Contraceptive apps are becoming all the rage. These programs–such as Natural Cycles–help women track their menstruation cycles, using data like body temperature, to let users know when they are most likely to be infertile.
These apps, however, aren’t perfect. Engadget reports a case study of 37 unwanted pregnancies from about 600 Swedish women. Still, this is somewhat in line with what the app claims to do. Natural Cycle told Fast Company last year its “efficacy rate” was 93%, meaning 7 out of every 100 women may get pregnant if they use the app alone as contraceptive. Thirty-seven out of 668–as was cited in Engadget–represents 5.5%.

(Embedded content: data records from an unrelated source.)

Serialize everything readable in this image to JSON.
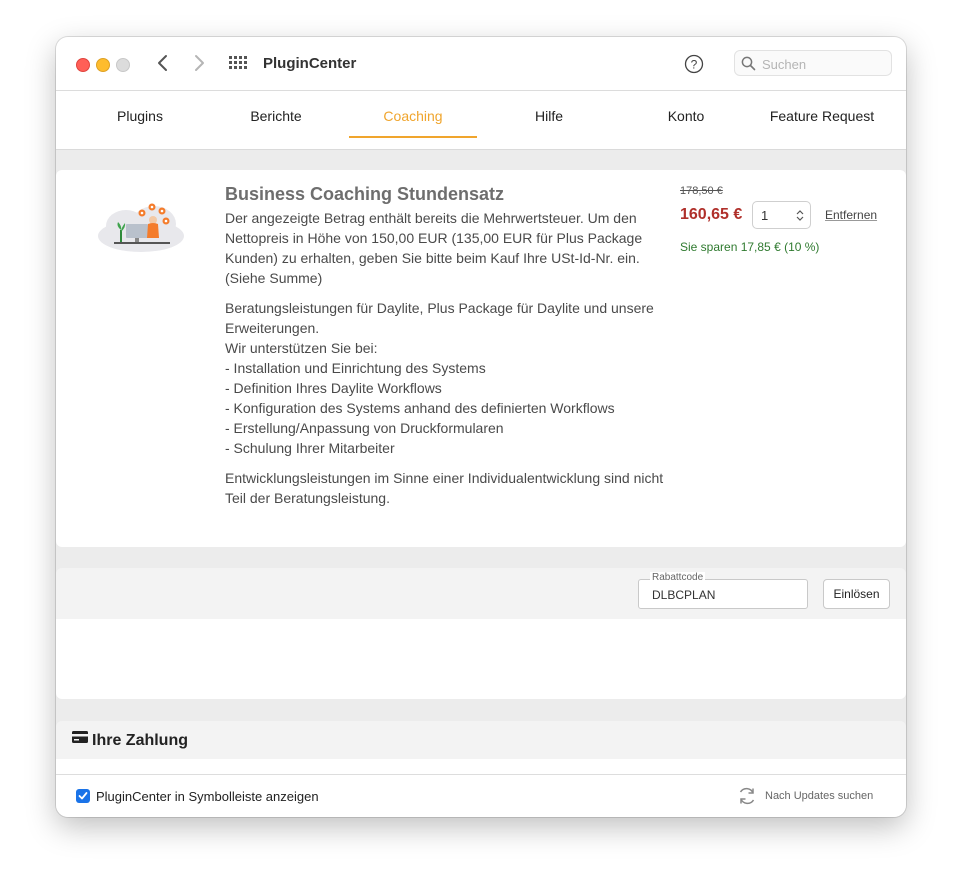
{
  "titlebar": {
    "app_title": "PluginCenter",
    "search": {
      "placeholder": "Suchen",
      "value": ""
    }
  },
  "tabs": [
    {
      "label": "Plugins",
      "active": false
    },
    {
      "label": "Berichte",
      "active": false
    },
    {
      "label": "Coaching",
      "active": true
    },
    {
      "label": "Hilfe",
      "active": false
    },
    {
      "label": "Konto",
      "active": false
    },
    {
      "label": "Feature Request",
      "active": false
    }
  ],
  "product": {
    "title": "Business Coaching Stundensatz",
    "paragraphs": [
      "Der angezeigte Betrag enthält bereits die Mehrwertsteuer. Um den Nettopreis in Höhe von 150,00 EUR (135,00 EUR für Plus Package Kunden) zu erhalten, geben Sie bitte beim Kauf Ihre USt-Id-Nr. ein. (Siehe Summe)",
      "Beratungsleistungen für Daylite, Plus Package für Daylite und unsere Erweiterungen.\nWir unterstützen Sie bei:\n- Installation und Einrichtung des Systems\n- Definition Ihres Daylite Workflows\n- Konfiguration des Systems anhand des definierten Workflows\n- Erstellung/Anpassung von Druckformularen\n- Schulung Ihrer Mitarbeiter",
      "Entwicklungsleistungen im Sinne einer Individualentwicklung sind nicht Teil der Beratungsleistung."
    ],
    "old_price": "178,50 €",
    "new_price": "160,65 €",
    "quantity": "1",
    "remove_label": "Entfernen",
    "savings": "Sie sparen 17,85 € (10 %)"
  },
  "coupon": {
    "label": "Rabattcode",
    "value": "DLBCPLAN",
    "button_label": "Einlösen"
  },
  "payment": {
    "title": "Ihre Zahlung"
  },
  "footer": {
    "checkbox_label": "PluginCenter in Symbolleiste anzeigen",
    "checkbox_checked": true,
    "update_label": "Nach Updates suchen"
  },
  "colors": {
    "accent": "#f0a52d",
    "price": "#b0302b",
    "savings": "#2f7a2f",
    "checkbox": "#1a73e8"
  },
  "icons": [
    "close-window-icon",
    "minimize-window-icon",
    "zoom-window-icon",
    "back-arrow-icon",
    "forward-arrow-icon",
    "app-grid-icon",
    "help-icon",
    "search-icon",
    "coaching-illustration",
    "stepper-icon",
    "credit-card-icon",
    "checkmark-icon",
    "refresh-icon"
  ]
}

All the same, these findings show that software layers for biological issues are no panacea. An app, it seems, is not as effective as–say–a plain old condom.